Several of Türk's dances and minuets for the piano are still popular today. He wrote 18 sonatas. His most notable contribution to the classical music canon is the Klavierschule, a teaching guide for the keyboard. He also wrote a cantata, Die Hirten bey der Krippe zu Bethlehem (The Shepherds of Bethlehem) (1782), and some organ pieces and other choral works still in manuscript.

In 1783 he married Johanna Dorothea Raisin Schimmelpfennig, by whom he had two children. He was a member of the Halle Masonic Lodge, "Zu den drei Degen" ("one of the three swords"), along with Carl Loewe. In 1813, he fell ill and died of liver disease.


Türk was first taught how to play by his father, and later studied with J.S. Bach pupil Gottfried August Homilius in Dresden. Türk was a gifted teacher in his own right, with students such as Hermann Uber, Karl Traugott Zeuner, Johann Friedrich Nauer and Carl Loewe.[3]


Türk's theoretical and didactic works include;

  • Von den wichtigsten Pflichten eines Organisten (Leipzig u. Halle 1787, neue Ausgabe von Naue. 1838)
  • Klavierschule oder Anweisung zum Klavierspielen für Lehrer und Lernende mit kritischen Anmerkungen. (Leipzig und Halle 1789)
  • Kurze Anweisung zum Generalbaßspielen (Leipzig 1791; 5. Aufl. von Naue, 1841)
  • Anleitung zu Temperaturberechnungen (Leipzig 1806, 1808 gedruckt)

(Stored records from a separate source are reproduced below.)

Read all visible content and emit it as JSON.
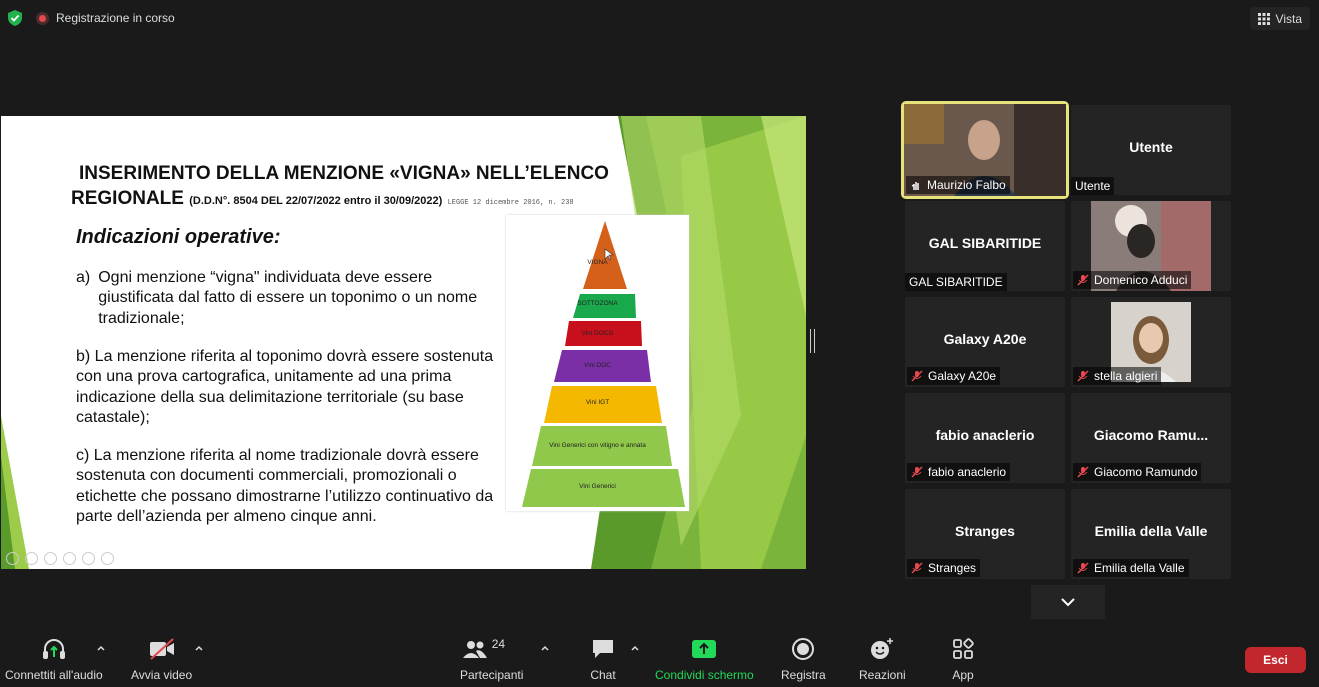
{
  "top_bar": {
    "recording_label": "Registrazione in corso",
    "view_label": "Vista"
  },
  "slide": {
    "title_line1": "INSERIMENTO DELLA MENZIONE «VIGNA» NELL’ELENCO",
    "title_line2": "REGIONALE",
    "title_ref": "(D.D.N°. 8504 DEL 22/07/2022 entro il 30/09/2022)",
    "title_law": "LEGGE 12 dicembre 2016, n. 238",
    "heading": "Indicazioni operative:",
    "para_a_marker": "a)",
    "para_a": "Ogni menzione “vigna\" individuata deve essere giustificata dal fatto di essere un toponimo o un nome tradizionale;",
    "para_b": "b) La menzione riferita al toponimo dovrà essere sostenuta con una prova cartografica, unitamente ad una prima indicazione della sua delimitazione territoriale (su base catastale);",
    "para_c": "c) La menzione riferita al nome tradizionale dovrà essere sostenuta con documenti commerciali, promozionali o etichette che possano dimostrarne l’utilizzo continuativo da parte dell’azienda per almeno cinque anni.",
    "pyramid": [
      {
        "label": "VIGNA",
        "color": "#d4601a"
      },
      {
        "label": "SOTTOZONA",
        "color": "#1aa84c"
      },
      {
        "label": "Vini DOCG",
        "color": "#c8101c"
      },
      {
        "label": "Vini DOC",
        "color": "#7a2fa6"
      },
      {
        "label": "Vini IGT",
        "color": "#f5b800"
      },
      {
        "label": "Vini Generici con vitigno e annata",
        "color": "#8fc84a"
      },
      {
        "label": "Vini Generici",
        "color": "#8fc84a"
      }
    ]
  },
  "participants": [
    {
      "tile_name": "",
      "name": "Maurizio Falbo",
      "muted": false,
      "video": true,
      "active": true
    },
    {
      "tile_name": "Utente",
      "name": "Utente",
      "muted": false,
      "video": false,
      "active": false
    },
    {
      "tile_name": "GAL SIBARITIDE",
      "name": "GAL SIBARITIDE",
      "muted": false,
      "video": false,
      "active": false
    },
    {
      "tile_name": "",
      "name": "Domenico Adduci",
      "muted": true,
      "video": true,
      "active": false
    },
    {
      "tile_name": "Galaxy A20e",
      "name": "Galaxy A20e",
      "muted": true,
      "video": false,
      "active": false
    },
    {
      "tile_name": "",
      "name": "stella algieri",
      "muted": true,
      "video": true,
      "active": false
    },
    {
      "tile_name": "fabio anaclerio",
      "name": "fabio anaclerio",
      "muted": true,
      "video": false,
      "active": false
    },
    {
      "tile_name": "Giacomo  Ramu...",
      "name": "Giacomo Ramundo",
      "muted": true,
      "video": false,
      "active": false
    },
    {
      "tile_name": "Stranges",
      "name": "Stranges",
      "muted": true,
      "video": false,
      "active": false
    },
    {
      "tile_name": "Emilia della Valle",
      "name": "Emilia della Valle",
      "muted": true,
      "video": false,
      "active": false
    }
  ],
  "toolbar": {
    "audio_label": "Connettiti all'audio",
    "video_label": "Avvia video",
    "participants_label": "Partecipanti",
    "participants_count": "24",
    "chat_label": "Chat",
    "share_label": "Condividi schermo",
    "record_label": "Registra",
    "reactions_label": "Reazioni",
    "apps_label": "App",
    "leave_label": "Esci",
    "share_color": "#23d959",
    "leave_color": "#c1272d"
  }
}
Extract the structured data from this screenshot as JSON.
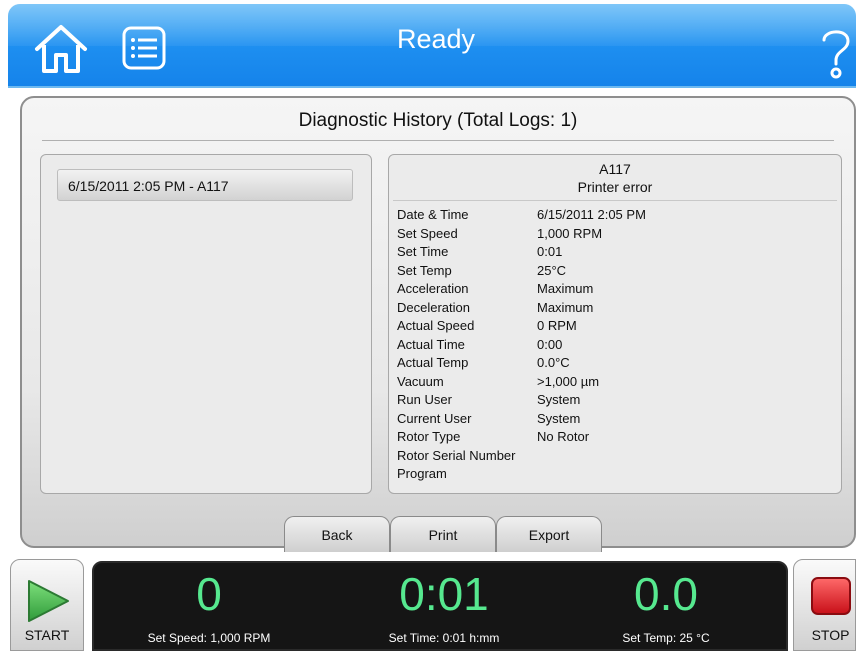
{
  "header": {
    "title": "Ready"
  },
  "panel": {
    "title": "Diagnostic History (Total Logs: 1)",
    "log_items": [
      "6/15/2011 2:05 PM - A117"
    ],
    "detail": {
      "code": "A117",
      "message": "Printer error",
      "fields": [
        {
          "label": "Date & Time",
          "value": "6/15/2011 2:05 PM"
        },
        {
          "label": "Set Speed",
          "value": "1,000 RPM"
        },
        {
          "label": "Set Time",
          "value": "0:01"
        },
        {
          "label": "Set Temp",
          "value": "25°C"
        },
        {
          "label": "Acceleration",
          "value": "Maximum"
        },
        {
          "label": "Deceleration",
          "value": "Maximum"
        },
        {
          "label": "Actual Speed",
          "value": "0 RPM"
        },
        {
          "label": "Actual Time",
          "value": "0:00"
        },
        {
          "label": "Actual Temp",
          "value": "0.0°C"
        },
        {
          "label": "Vacuum",
          "value": ">1,000 µm"
        },
        {
          "label": "Run User",
          "value": "System"
        },
        {
          "label": "Current User",
          "value": "System"
        },
        {
          "label": "Rotor Type",
          "value": "No Rotor"
        },
        {
          "label": "Rotor Serial Number",
          "value": ""
        },
        {
          "label": "Program",
          "value": ""
        }
      ]
    },
    "tabs": [
      "Back",
      "Print",
      "Export"
    ]
  },
  "controls": {
    "start_label": "START",
    "stop_label": "STOP"
  },
  "status": {
    "speed": {
      "value": "0",
      "sub": "Set Speed: 1,000 RPM"
    },
    "time": {
      "value": "0:01",
      "sub": "Set Time: 0:01 h:mm"
    },
    "temp": {
      "value": "0.0",
      "sub": "Set Temp: 25 °C"
    }
  },
  "colors": {
    "header_blue": "#1d8ef0",
    "readout_green": "#56e88f",
    "stop_red": "#e0141e",
    "start_green": "#3fb34a"
  }
}
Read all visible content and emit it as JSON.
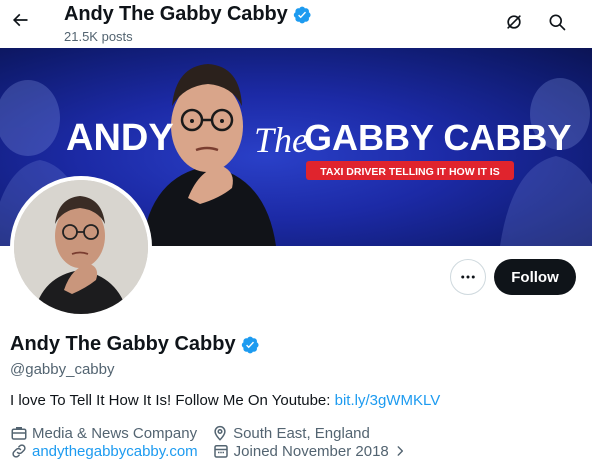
{
  "header": {
    "title": "Andy The Gabby Cabby",
    "post_count": "21.5K posts",
    "back_icon": "arrow-left-icon",
    "grok_icon": "grok-icon",
    "search_icon": "search-icon"
  },
  "banner": {
    "word_andy": "ANDY",
    "word_the": "The",
    "word_cabby": "GABBY CABBY",
    "tagline": "TAXI DRIVER TELLING IT HOW IT IS"
  },
  "profile": {
    "name": "Andy The Gabby Cabby",
    "verified": true,
    "handle": "@gabby_cabby",
    "bio_text": "I love To Tell It How It Is! Follow Me On Youtube: ",
    "bio_link": "bit.ly/3gWMKLV",
    "category": "Media & News Company",
    "location": "South East, England",
    "website": "andythegabbycabby.com",
    "joined": "Joined November 2018"
  },
  "actions": {
    "follow_label": "Follow",
    "more_icon": "more-dots-icon"
  },
  "colors": {
    "accent": "#1d9bf0",
    "text_primary": "#0f1419",
    "text_secondary": "#536471",
    "banner_blue": "#1c2aa6",
    "tagline_red": "#e0242d"
  }
}
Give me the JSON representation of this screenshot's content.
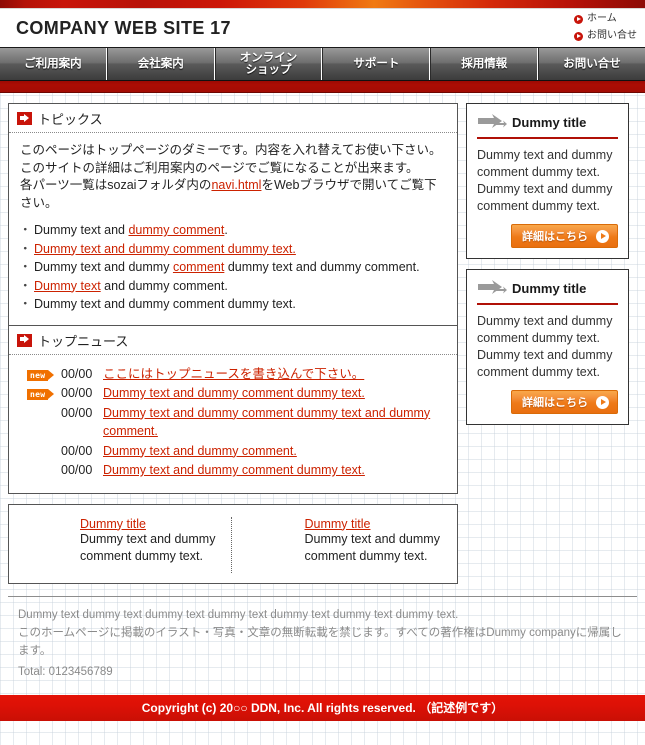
{
  "header": {
    "title": "COMPANY WEB SITE 17",
    "links": [
      {
        "label": "ホーム"
      },
      {
        "label": "お問い合せ"
      }
    ]
  },
  "nav": {
    "items": [
      {
        "line1": "ご利用案内",
        "line2": ""
      },
      {
        "line1": "会社案内",
        "line2": ""
      },
      {
        "line1": "オンライン",
        "line2": "ショップ"
      },
      {
        "line1": "サポート",
        "line2": ""
      },
      {
        "line1": "採用情報",
        "line2": ""
      },
      {
        "line1": "お問い合せ",
        "line2": ""
      }
    ]
  },
  "topics": {
    "heading": "トピックス",
    "paragraph_1": "このページはトップページのダミーです。内容を入れ替えてお使い下さい。このサイトの詳細はご利用案内のページでご覧になることが出来ます。",
    "paragraph_2_before": "各パーツ一覧はsozaiフォルダ内の",
    "paragraph_2_link": "navi.html",
    "paragraph_2_after": "をWebブラウザで開いてご覧下さい。",
    "list": [
      {
        "pre": "Dummy text and ",
        "link": "dummy comment",
        "post": "."
      },
      {
        "pre": "",
        "link": "Dummy text and dummy comment dummy text.",
        "post": ""
      },
      {
        "pre": "Dummy text and dummy ",
        "link": "comment",
        "post": " dummy text and dummy comment."
      },
      {
        "pre": "",
        "link": "Dummy text",
        "post": " and dummy comment."
      },
      {
        "pre": "Dummy text and dummy comment dummy text.",
        "link": "",
        "post": ""
      }
    ]
  },
  "news": {
    "heading": "トップニュース",
    "new_badge_label": "new",
    "items": [
      {
        "new": true,
        "date": "00/00",
        "text": "ここにはトップニュースを書き込んで下さい。"
      },
      {
        "new": true,
        "date": "00/00",
        "text": "Dummy text and dummy comment dummy text."
      },
      {
        "new": false,
        "date": "00/00",
        "text": "Dummy text and dummy comment dummy text and dummy comment."
      },
      {
        "new": false,
        "date": "00/00",
        "text": "Dummy text and dummy comment."
      },
      {
        "new": false,
        "date": "00/00",
        "text": "Dummy text and dummy comment dummy text."
      }
    ]
  },
  "thumbs": [
    {
      "title": "Dummy title",
      "text": "Dummy text and dummy comment dummy text."
    },
    {
      "title": "Dummy title",
      "text": "Dummy text and dummy comment dummy text."
    }
  ],
  "side_boxes": [
    {
      "title": "Dummy title",
      "text": "Dummy text and dummy comment dummy text. Dummy text and dummy comment dummy text.",
      "button_label": "詳細はこちら"
    },
    {
      "title": "Dummy title",
      "text": "Dummy text and dummy comment dummy text. Dummy text and dummy comment dummy text.",
      "button_label": "詳細はこちら"
    }
  ],
  "footer": {
    "line1": "Dummy text dummy text dummy text dummy text dummy text dummy text dummy text.",
    "line2": "このホームページに掲載のイラスト・写真・文章の無断転載を禁じます。すべての著作権はDummy companyに帰属します。",
    "total": "Total:  0123456789",
    "copyright": "Copyright (c) 20○○ DDN, Inc. All rights reserved. （記述例です）"
  },
  "colors": {
    "brand_red": "#c8140a",
    "deep_red": "#a40c04",
    "accent_orange": "#ee7a18",
    "link_red": "#cc2200",
    "nav_dark": "#3d3d3d"
  }
}
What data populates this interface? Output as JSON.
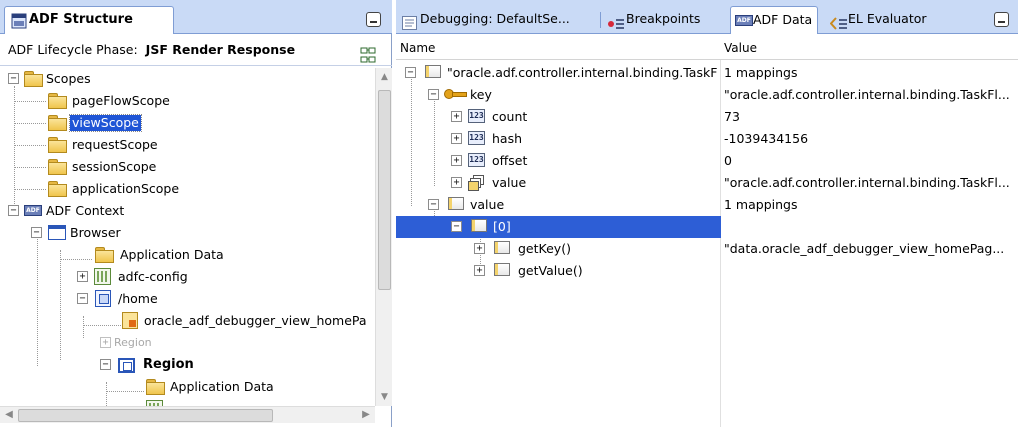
{
  "left": {
    "tab_title": "ADF Structure",
    "phase_label": "ADF Lifecycle Phase:",
    "phase_value": "JSF Render Response",
    "tree": [
      {
        "label": "Scopes",
        "icon": "folder-icon",
        "expander": "−"
      },
      {
        "label": "pageFlowScope",
        "icon": "folder-icon"
      },
      {
        "label": "viewScope",
        "icon": "folder-icon",
        "selected": true
      },
      {
        "label": "requestScope",
        "icon": "folder-icon"
      },
      {
        "label": "sessionScope",
        "icon": "folder-icon"
      },
      {
        "label": "applicationScope",
        "icon": "folder-icon"
      },
      {
        "label": "ADF Context",
        "icon": "adf-icon",
        "expander": "−"
      },
      {
        "label": "Browser",
        "icon": "browser-icon",
        "expander": "−"
      },
      {
        "label": "Application Data",
        "icon": "folder-icon"
      },
      {
        "label": "adfc-config",
        "icon": "config-icon",
        "expander": "+"
      },
      {
        "label": "/home",
        "icon": "page-icon",
        "expander": "−"
      },
      {
        "label": "oracle_adf_debugger_view_homePa",
        "icon": "jsf-page-icon"
      },
      {
        "label": "Region",
        "icon": "region-icon",
        "expander": "+",
        "disabled": true
      },
      {
        "label": "Region",
        "icon": "region-icon",
        "expander": "−",
        "bold": true
      },
      {
        "label": "Application Data",
        "icon": "folder-icon"
      }
    ]
  },
  "right": {
    "tabs": [
      {
        "label": "Debugging: DefaultSe...",
        "icon": "debug-console-icon"
      },
      {
        "label": "Breakpoints",
        "icon": "breakpoints-icon"
      },
      {
        "label": "ADF Data",
        "icon": "adf-icon",
        "active": true
      },
      {
        "label": "EL Evaluator",
        "icon": "el-evaluator-icon"
      }
    ],
    "columns": {
      "name": "Name",
      "value": "Value"
    },
    "rows": [
      {
        "name": "\"oracle.adf.controller.internal.binding.TaskF",
        "value": "1 mappings",
        "expander": "−",
        "icon": "object-icon"
      },
      {
        "name": "key",
        "value": "\"oracle.adf.controller.internal.binding.TaskFl...",
        "expander": "−",
        "icon": "key-icon"
      },
      {
        "name": "count",
        "value": "73",
        "expander": "+",
        "icon": "number-icon"
      },
      {
        "name": "hash",
        "value": "-1039434156",
        "expander": "+",
        "icon": "number-icon"
      },
      {
        "name": "offset",
        "value": "0",
        "expander": "+",
        "icon": "number-icon"
      },
      {
        "name": "value",
        "value": "\"oracle.adf.controller.internal.binding.TaskFl...",
        "expander": "+",
        "icon": "collection-icon"
      },
      {
        "name": "value",
        "value": "1 mappings",
        "expander": "−",
        "icon": "object-icon"
      },
      {
        "name": "[0]",
        "value": "",
        "expander": "−",
        "icon": "object-icon",
        "selected": true
      },
      {
        "name": "getKey()",
        "value": "\"data.oracle_adf_debugger_view_homePag...",
        "expander": "+",
        "icon": "object-icon"
      },
      {
        "name": "getValue()",
        "value": "",
        "expander": "+",
        "icon": "object-icon"
      }
    ]
  },
  "icons": {
    "number_icon_text": "123",
    "adf_icon_text": "ADF"
  },
  "colors": {
    "tabbar_bg": "#c9daf6",
    "selection": "#2d5ed6",
    "folder": "#f0c54c"
  }
}
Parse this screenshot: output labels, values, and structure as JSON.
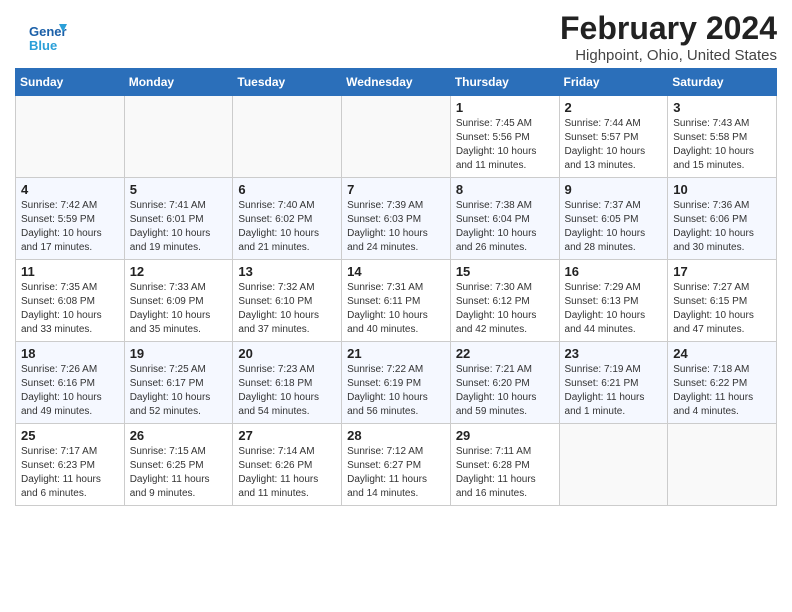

  1. ^ translated from Schmidt-Sachsen.de
  2. ^ The Galpin Society Journal
  3. ^ Eberl, Kathrin: Daniel Gottlob Türk - an urban musician in the late eighteenth century. Beeskow 2011

External links[edit]